Senior stylist Tom Tjaarda produced a styling study of how he predicted the Capri II to look should it have remained in production until the very end of the 1990's. His three-seater wedge-shaped car was the talk of the show, combining aerospace technology with advanced auto safety features. Controversy raged around the car at the show and, subsequently, in the world's motoring press. Once again, Ghia demonstrated its flair and ability to be daring and unconventional. The Ghia styling house during the 1970's comprised a team of eight designers producing the ideas and detailed specifications which skilled Italian craftsmen turned into clay, plaster and plastic-foam models.
If these looked promising, then the Ghia metal beaters turned them into prototype
vehicles - often at incredible speed.

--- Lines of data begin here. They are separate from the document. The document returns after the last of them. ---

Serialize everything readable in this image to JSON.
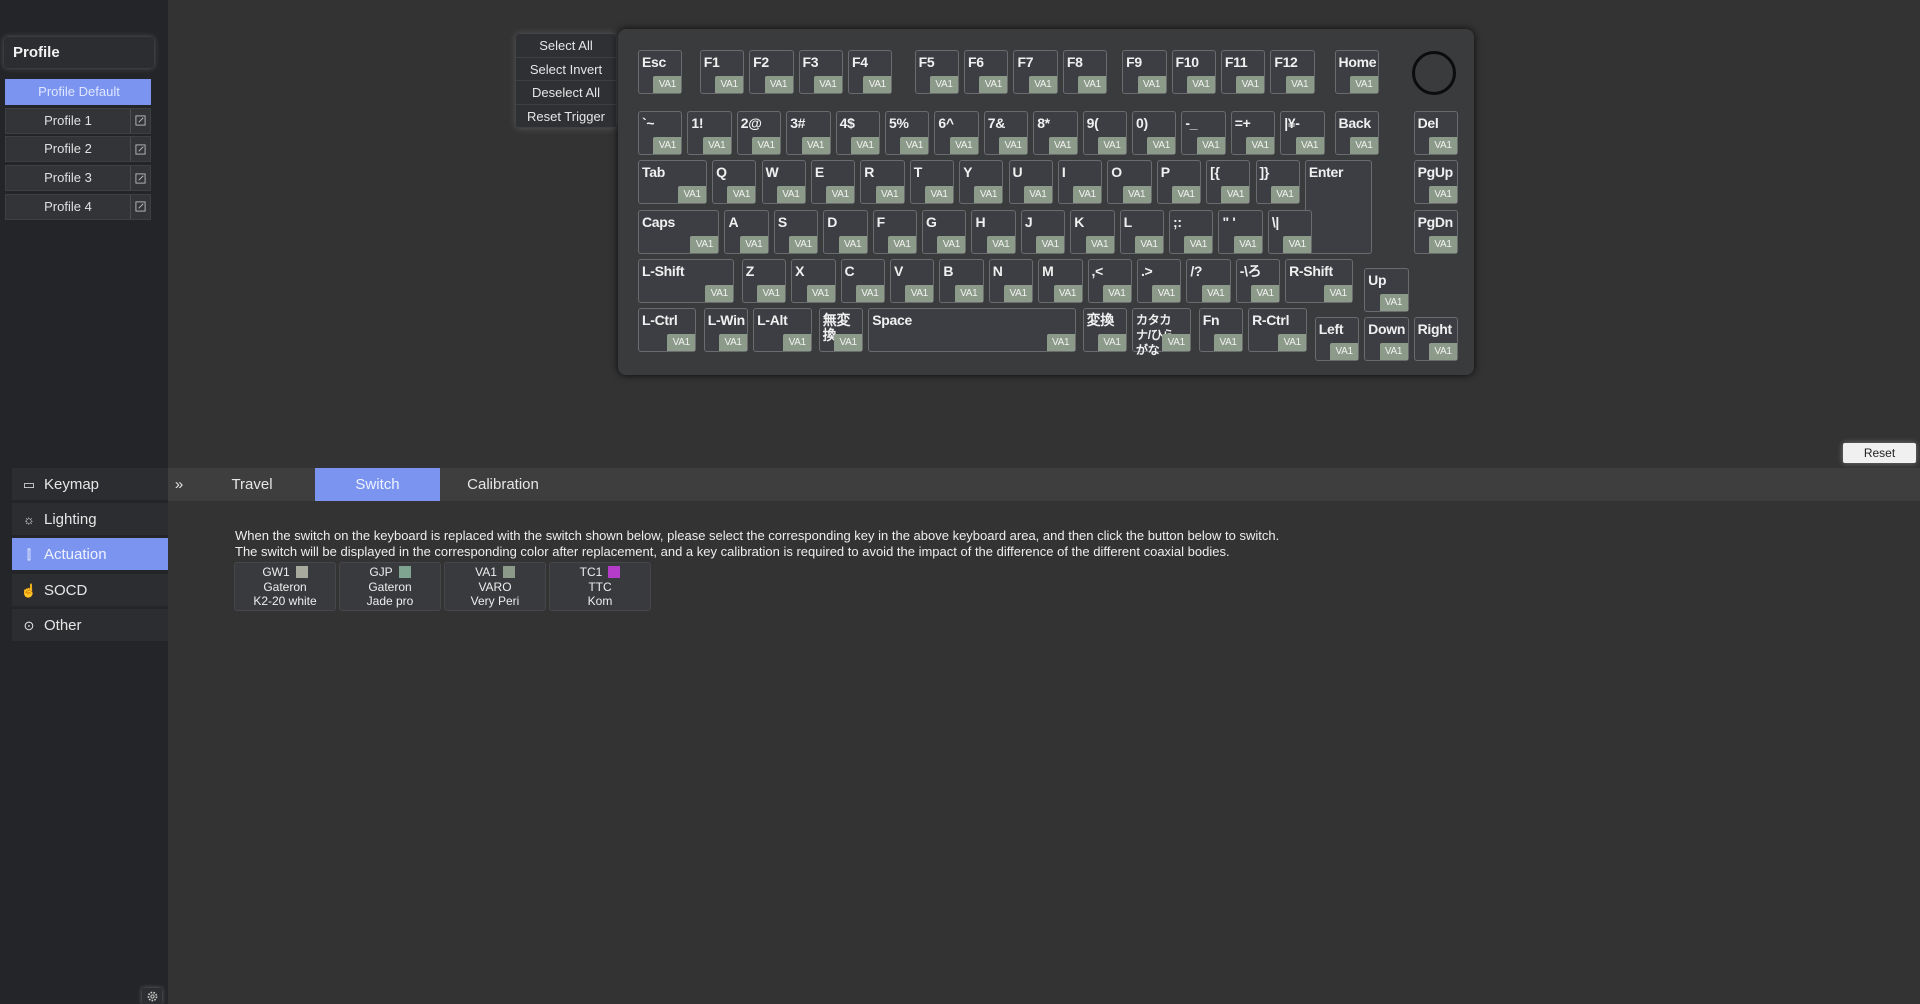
{
  "sidebar": {
    "profile_title": "Profile",
    "profiles": [
      "Profile Default",
      "Profile 1",
      "Profile 2",
      "Profile 3",
      "Profile 4"
    ],
    "nav": [
      {
        "label": "Keymap",
        "icon": "keyboard-icon"
      },
      {
        "label": "Lighting",
        "icon": "bulb-icon"
      },
      {
        "label": "Actuation",
        "icon": "actuation-icon"
      },
      {
        "label": "SOCD",
        "icon": "hand-pointer-icon"
      },
      {
        "label": "Other",
        "icon": "more-icon"
      }
    ]
  },
  "menu": [
    "Select All",
    "Select Invert",
    "Deselect All",
    "Reset Trigger"
  ],
  "keyboard": {
    "badge": "VA1",
    "badge_color": "#8c9a89",
    "rows": [
      [
        "Esc",
        "F1",
        "F2",
        "F3",
        "F4",
        "F5",
        "F6",
        "F7",
        "F8",
        "F9",
        "F10",
        "F11",
        "F12",
        "Home"
      ],
      [
        "`~",
        "1!",
        "2@",
        "3#",
        "4$",
        "5%",
        "6^",
        "7&",
        "8*",
        "9(",
        "0)",
        "-_",
        "=+",
        "|¥-",
        "Back",
        "Del"
      ],
      [
        "Tab",
        "Q",
        "W",
        "E",
        "R",
        "T",
        "Y",
        "U",
        "I",
        "O",
        "P",
        "[{",
        "]}",
        "Enter",
        "PgUp"
      ],
      [
        "Caps",
        "A",
        "S",
        "D",
        "F",
        "G",
        "H",
        "J",
        "K",
        "L",
        ";:",
        "\" '",
        "\\|",
        "PgDn"
      ],
      [
        "L-Shift",
        "Z",
        "X",
        "C",
        "V",
        "B",
        "N",
        "M",
        ",<",
        ".>",
        "/?",
        "-\\ろ",
        "R-Shift",
        "Up"
      ],
      [
        "L-Ctrl",
        "L-Win",
        "L-Alt",
        "無変換",
        "Space",
        "変換",
        "カタカナ/ひらがな",
        "Fn",
        "R-Ctrl",
        "Left",
        "Down",
        "Right"
      ]
    ]
  },
  "reset_label": "Reset",
  "tabs": [
    "Travel",
    "Switch",
    "Calibration"
  ],
  "description": [
    "When the switch on the keyboard is replaced with the switch shown below, please select the corresponding key in the above keyboard area, and then click the button below to switch.",
    "The switch will be displayed in the corresponding color after replacement, and a key calibration is required to avoid the impact of the difference of the different coaxial bodies."
  ],
  "switches": [
    {
      "code": "GW1",
      "color": "#a9aa9e",
      "brand": "Gateron",
      "model": "K2-20 white"
    },
    {
      "code": "GJP",
      "color": "#7fa48f",
      "brand": "Gateron",
      "model": "Jade pro"
    },
    {
      "code": "VA1",
      "color": "#8c9a89",
      "brand": "VARO",
      "model": "Very Peri"
    },
    {
      "code": "TC1",
      "color": "#b43cc8",
      "brand": "TTC",
      "model": "Kom"
    }
  ]
}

Ghia could work very quickly when the pressure was on, as was shown with 'Project Ancona', a prototype
which greatly influenced the final design of Mustang II. In only 53 days, a paper drawing was transformed into a driveable car with a quality of finish that was the hallmark of all Ghia products. Ford's then President, Lee lacocca, was delighted. He had asked Ghia for ideas, and, in just under two months, they had produced a car he could sit in, drive and really assess as a replacement for the Mustang I.
, the Ghia name became Ford's top trim-level in its mainstream model range. The trend began in Europe (Granada Ghia, Capri Ghia, Cortina Ghia, Escort Ghia, Fiesta Ghia, later Sierra Ghia, Orion Ghia, Scorpio Ghia, Mondeo Ghia, Focus Ghia) and the Brazilian Ford Del Rey Ghia but soon spread worldwide, particularly to the U.S, South American and here in the Australian market.